Asian-American EDM culture may be something we are all marginally aware of as we pass by people flyering for Asian Greek EDM events on Bruin Walk, but beyond mere observation, the phenomenon begets the question: Why is Asian-American rave culture a thing?
Among other proposals in the literature, a few overarching theories seemed relevant. One, supported by a statement made by one Chinese-American woman, was that her experience with raves and Ecstasy helped her “balance out” the “unemotional and introverted” manner in which she had been brought up. Ecstasy and rave culture may give emotionally rigid Asians and Asian-Americans the freedom to express more emotions.
As a secondary point, one of the authors of the study, Geoffrey Hunt, also summarized another interview subject’s point of view: Asian-Americans “are stressed out and … need an outlet – and using Ecstasy and dancing can provide this.”
Natalie Tantisirirat, a rising third-year music history student and an attendee of this year’s HARD Summer, agreed. “There’s just this sense of community and carefree vibes that people don’t normally get to experience,” she said.
The desire for this unique and oft-revelatory experience, and the musical genre and event industry associated with it, aren’t going anywhere, even as young people continue to die at events in circumstances relating to Ecstasy usage, and as, in response, institutions call for harsher drug-related laws and bans on electronic music festivals in Los Angeles County.
Drugs can never be 100 percent safe, but most deaths caused by drug use have the potential to be prevented with widespread access to harm reduction resources and education. Rather than, as with every new announcement of a young life taken prematurely at a music festival, vilifying rave culture and trying to ban raves, why not come to terms with the reality: Illicit drug use, as it has been for many decades, will continue to at least partially define the coming-of-age experience for some.

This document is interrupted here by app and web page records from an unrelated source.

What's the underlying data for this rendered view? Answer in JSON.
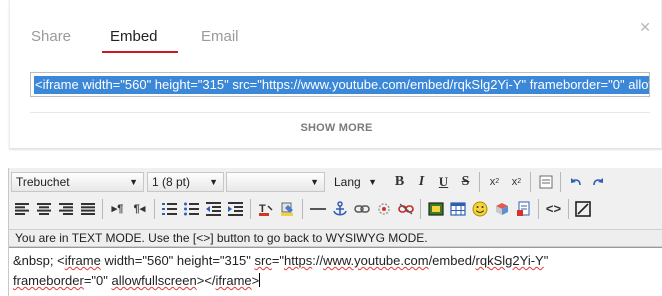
{
  "dialog": {
    "tabs": [
      "Share",
      "Embed",
      "Email"
    ],
    "active_tab": "Embed",
    "embed_code": "<iframe width=\"560\" height=\"315\" src=\"https://www.youtube.com/embed/rqkSlg2Yi-Y\" frameborder=\"0\" allowfullscreen></iframe>",
    "show_more_label": "SHOW MORE",
    "accent_color": "#cc181e",
    "selection_color": "#3b87d8"
  },
  "editor": {
    "font_family": "Trebuchet",
    "font_size": "1 (8 pt)",
    "format_value": "",
    "lang_label": "Lang",
    "bold_label": "B",
    "italic_label": "I",
    "underline_label": "U",
    "strike_label": "S",
    "subscript_label": "x",
    "subscript_sub": "2",
    "superscript_label": "x",
    "superscript_sup": "2",
    "source_toggle_label": "<>",
    "status_text": "You are in TEXT MODE. Use the [<>] button to go back to WYSIWYG MODE.",
    "content": {
      "nbsp": "&nbsp;",
      "part1": " <",
      "word_iframe1": "iframe",
      "part2": " width=\"560\" height=\"315\" ",
      "word_src": "src",
      "part3": "=\"",
      "word_url1": "https",
      "part4": "://",
      "word_url2": "www.youtube.com",
      "part5": "/embed/",
      "word_url3": "rqkSlg2Yi-Y",
      "part6": "\"",
      "line2_word1": "frameborder",
      "line2_part1": "=\"0\" ",
      "line2_word2": "allowfullscreen",
      "line2_part2": "></",
      "line2_word3": "iframe",
      "line2_part3": ">"
    }
  }
}
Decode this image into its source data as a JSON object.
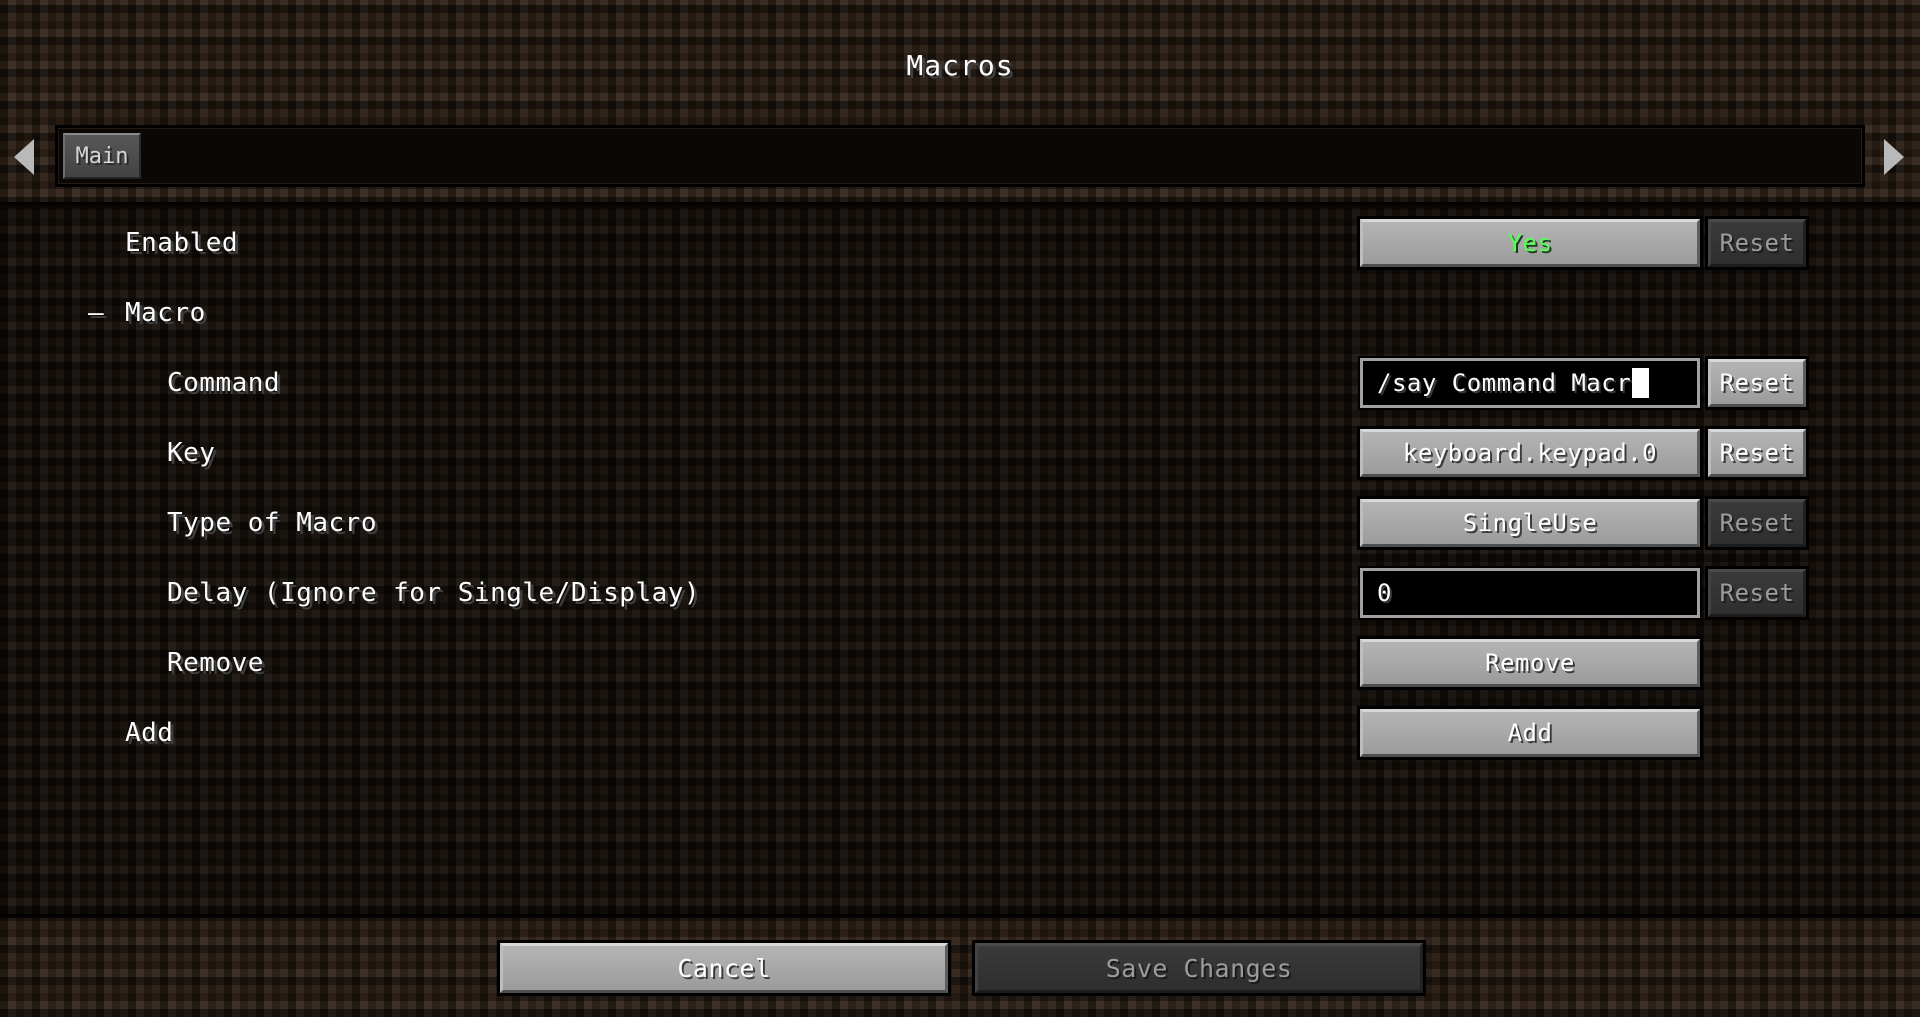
{
  "window": {
    "title": "Macros"
  },
  "tabs": {
    "prev_arrow_icon": "chevron-left-icon",
    "next_arrow_icon": "chevron-right-icon",
    "items": [
      {
        "label": "Main",
        "selected": true
      }
    ]
  },
  "rows": [
    {
      "label": "Enabled",
      "indent": 0,
      "kind": "toggle",
      "value": "Yes",
      "value_color": "#55ff55",
      "reset_label": "Reset",
      "reset_enabled": false
    },
    {
      "label": "Macro",
      "indent": 0,
      "kind": "category",
      "marker": "—"
    },
    {
      "label": "Command",
      "indent": 1,
      "kind": "textfield",
      "value": "/say Command Macr",
      "placeholder": "",
      "caret": true,
      "reset_label": "Reset",
      "reset_enabled": true
    },
    {
      "label": "Key",
      "indent": 1,
      "kind": "button",
      "value": "keyboard.keypad.0",
      "reset_label": "Reset",
      "reset_enabled": true
    },
    {
      "label": "Type of Macro",
      "indent": 1,
      "kind": "button",
      "value": "SingleUse",
      "reset_label": "Reset",
      "reset_enabled": false
    },
    {
      "label": "Delay (Ignore for Single/Display)",
      "indent": 1,
      "kind": "textfield",
      "value": "0",
      "placeholder": "",
      "caret": false,
      "reset_label": "Reset",
      "reset_enabled": false
    },
    {
      "label": "Remove",
      "indent": 1,
      "kind": "action",
      "value": "Remove"
    },
    {
      "label": "Add",
      "indent": 0,
      "kind": "action",
      "value": "Add"
    }
  ],
  "footer": {
    "cancel_label": "Cancel",
    "cancel_enabled": true,
    "save_label": "Save Changes",
    "save_enabled": false
  },
  "colors": {
    "background": "#2b1e13",
    "content_background": "#17100a",
    "accent_green": "#55ff55",
    "button_face": "#a8a8a8",
    "button_disabled": "#343434",
    "text": "#ffffff",
    "text_disabled": "#9c9c9c"
  }
}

Instead of trying to stifle this trend, as generations before us have seen with the war on drugs, we should push for the use of more harm reduction tactics. Currently, harm reduction information is easily available online through documentaries like “What’s In My Baggie?” and other sources.
Nevertheless, this information is less utilized thanks to a lack of advertising, especially on-site at raves. In recent years event organizers have provided better access to emergency medical services and free water – severe dehydration is associated with Ecstasy-related deaths. Though drug usage will never be risk-free, drug-related deaths could possibly be prevented through harm reduction and acknowledgement, as in the case of many states’ curriculums on sex education, where abstinence-based education regarding societal temptations has proven ineffective.
For all the failed D.A.R.E. education many of us received as children, it seems our generation has come to realize that drug use can be enjoyable and relatively safe in moderation, with the first-hand experiences of older millennials and scientific information available online.
Tracy’s passing is recent, and her absence will continue to be felt in the UCLA community for some time. It’s important to not lose sight of what her loss could mean for EDM fans, Asian-American or otherwise, whether or not they choose to partake in drug use, and what can be done, realistically, to make sure no family, community or social network has to feel the same pain again.